**Aim of the task:** Images aside, return all the entries exactly.

......

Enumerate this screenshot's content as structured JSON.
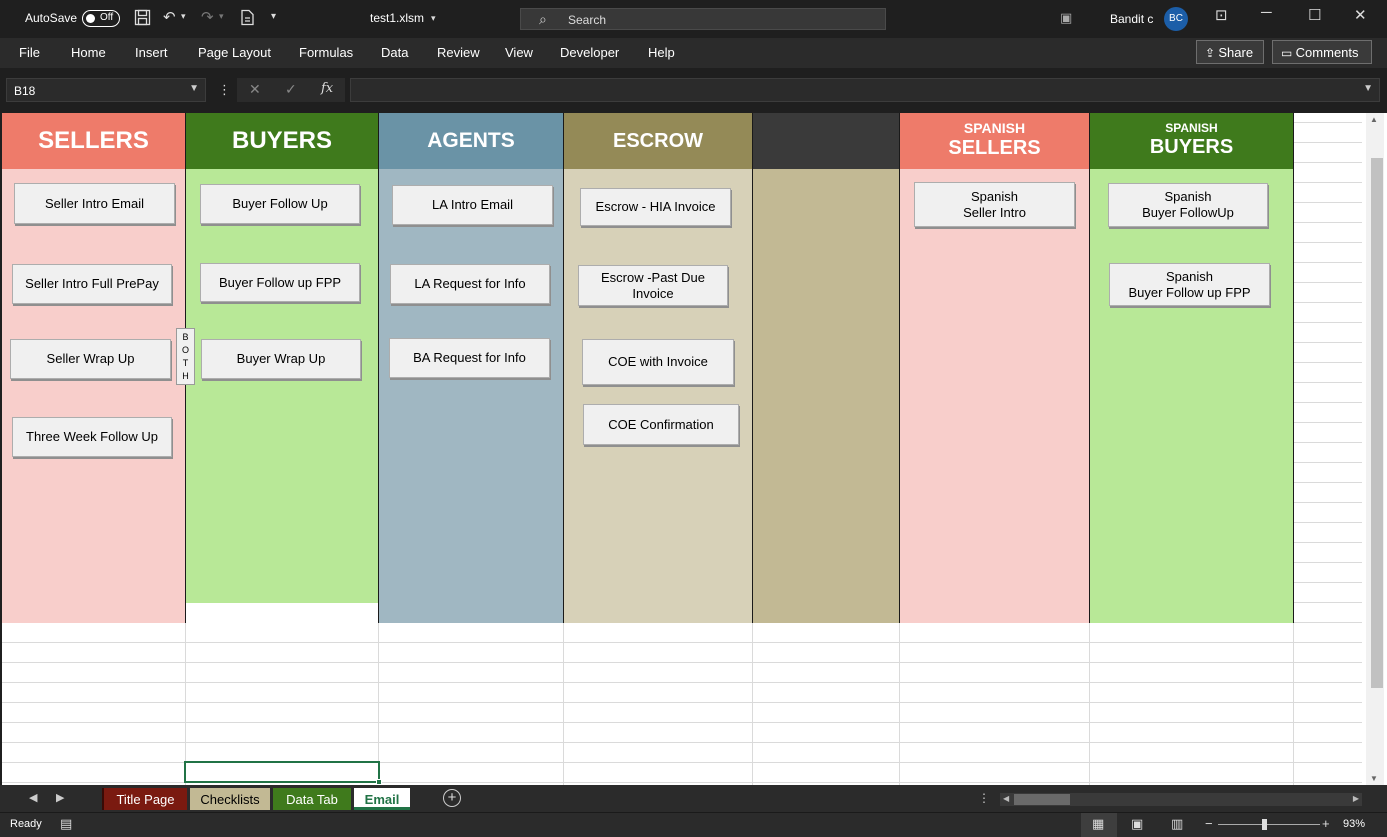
{
  "titlebar": {
    "autosave_label": "AutoSave",
    "autosave_state": "Off",
    "filename": "test1.xlsm",
    "search_placeholder": "Search",
    "user_name": "Bandit c",
    "user_initials": "BC"
  },
  "ribbon": {
    "tabs": [
      "File",
      "Home",
      "Insert",
      "Page Layout",
      "Formulas",
      "Data",
      "Review",
      "View",
      "Developer",
      "Help"
    ],
    "share_label": "Share",
    "comments_label": "Comments"
  },
  "formula_bar": {
    "name_box": "B18",
    "fx_label": "fx",
    "value": ""
  },
  "columns": {
    "sellers": {
      "title": "SELLERS",
      "color": "#EE7B6A",
      "body_color": "#F8CECB"
    },
    "buyers": {
      "title": "BUYERS",
      "color": "#3F7A1C",
      "body_color": "#B8E897"
    },
    "agents": {
      "title": "AGENTS",
      "color": "#6A93A6",
      "body_color": "#A0B7C2"
    },
    "escrow": {
      "title": "ESCROW",
      "color": "#948A57",
      "body_color": "#D7D1B8"
    },
    "blank": {
      "color": "#3A3A3A",
      "body_color": "#C2B994"
    },
    "spanish_sellers": {
      "subtitle": "SPANISH",
      "title": "SELLERS",
      "color": "#EE7B6A",
      "body_color": "#F8CECB"
    },
    "spanish_buyers": {
      "subtitle": "SPANISH",
      "title": "BUYERS",
      "color": "#3F7A1C",
      "body_color": "#B8E897"
    }
  },
  "buttons": {
    "seller_intro_email": "Seller Intro Email",
    "seller_intro_full_prepay": "Seller Intro Full PrePay",
    "seller_wrap_up": "Seller Wrap Up",
    "three_week_follow_up": "Three Week Follow Up",
    "both_label": "B O T H",
    "buyer_follow_up": "Buyer Follow Up",
    "buyer_follow_up_fpp": "Buyer Follow up FPP",
    "buyer_wrap_up": "Buyer Wrap Up",
    "la_intro_email": "LA Intro Email",
    "la_request_for_info": "LA Request for Info",
    "ba_request_for_info": "BA Request for Info",
    "escrow_hia_invoice": "Escrow - HIA Invoice",
    "escrow_past_due_line1": "Escrow -Past Due",
    "escrow_past_due_line2": "Invoice",
    "coe_with_invoice": "COE with Invoice",
    "coe_confirmation": "COE Confirmation",
    "spanish_seller_intro_line1": "Spanish",
    "spanish_seller_intro_line2": "Seller Intro",
    "spanish_buyer_followup_line1": "Spanish",
    "spanish_buyer_followup_line2": "Buyer FollowUp",
    "spanish_buyer_fpp_line1": "Spanish",
    "spanish_buyer_fpp_line2": "Buyer Follow up FPP"
  },
  "sheet_tabs": [
    {
      "label": "Title Page",
      "color": "#7A1A10",
      "text_color": "#FFFFFF"
    },
    {
      "label": "Checklists",
      "color": "#C2B994",
      "text_color": "#000000"
    },
    {
      "label": "Data Tab",
      "color": "#3F7A1C",
      "text_color": "#FFFFFF"
    },
    {
      "label": "Email",
      "color": "#FFFFFF",
      "text_color": "#217346",
      "active": true
    }
  ],
  "status": {
    "ready": "Ready",
    "zoom": "93%"
  }
}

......

**Worked solution:**
Enumerate this screenshot's content as structured JSON.
{
  "titlebar": {
    "autosave_label": "AutoSave",
    "autosave_state": "Off",
    "filename": "test1.xlsm",
    "search_placeholder": "Search",
    "user_name": "Bandit c",
    "user_initials": "BC"
  },
  "ribbon": {
    "tabs": [
      "File",
      "Home",
      "Insert",
      "Page Layout",
      "Formulas",
      "Data",
      "Review",
      "View",
      "Developer",
      "Help"
    ],
    "share_label": "Share",
    "comments_label": "Comments"
  },
  "formula_bar": {
    "name_box": "B18",
    "fx_label": "fx",
    "value": ""
  },
  "columns": {
    "sellers": {
      "title": "SELLERS",
      "color": "#EE7B6A",
      "body_color": "#F8CECB"
    },
    "buyers": {
      "title": "BUYERS",
      "color": "#3F7A1C",
      "body_color": "#B8E897"
    },
    "agents": {
      "title": "AGENTS",
      "color": "#6A93A6",
      "body_color": "#A0B7C2"
    },
    "escrow": {
      "title": "ESCROW",
      "color": "#948A57",
      "body_color": "#D7D1B8"
    },
    "blank": {
      "color": "#3A3A3A",
      "body_color": "#C2B994"
    },
    "spanish_sellers": {
      "subtitle": "SPANISH",
      "title": "SELLERS",
      "color": "#EE7B6A",
      "body_color": "#F8CECB"
    },
    "spanish_buyers": {
      "subtitle": "SPANISH",
      "title": "BUYERS",
      "color": "#3F7A1C",
      "body_color": "#B8E897"
    }
  },
  "buttons": {
    "seller_intro_email": "Seller Intro Email",
    "seller_intro_full_prepay": "Seller Intro Full PrePay",
    "seller_wrap_up": "Seller Wrap Up",
    "three_week_follow_up": "Three Week Follow Up",
    "both_label": "B O T H",
    "buyer_follow_up": "Buyer Follow Up",
    "buyer_follow_up_fpp": "Buyer Follow up FPP",
    "buyer_wrap_up": "Buyer Wrap Up",
    "la_intro_email": "LA Intro Email",
    "la_request_for_info": "LA Request for Info",
    "ba_request_for_info": "BA Request for Info",
    "escrow_hia_invoice": "Escrow - HIA Invoice",
    "escrow_past_due_line1": "Escrow -Past Due",
    "escrow_past_due_line2": "Invoice",
    "coe_with_invoice": "COE with Invoice",
    "coe_confirmation": "COE Confirmation",
    "spanish_seller_intro_line1": "Spanish",
    "spanish_seller_intro_line2": "Seller Intro",
    "spanish_buyer_followup_line1": "Spanish",
    "spanish_buyer_followup_line2": "Buyer FollowUp",
    "spanish_buyer_fpp_line1": "Spanish",
    "spanish_buyer_fpp_line2": "Buyer Follow up FPP"
  },
  "sheet_tabs": [
    {
      "label": "Title Page",
      "color": "#7A1A10",
      "text_color": "#FFFFFF"
    },
    {
      "label": "Checklists",
      "color": "#C2B994",
      "text_color": "#000000"
    },
    {
      "label": "Data Tab",
      "color": "#3F7A1C",
      "text_color": "#FFFFFF"
    },
    {
      "label": "Email",
      "color": "#FFFFFF",
      "text_color": "#217346",
      "active": true
    }
  ],
  "status": {
    "ready": "Ready",
    "zoom": "93%"
  }
}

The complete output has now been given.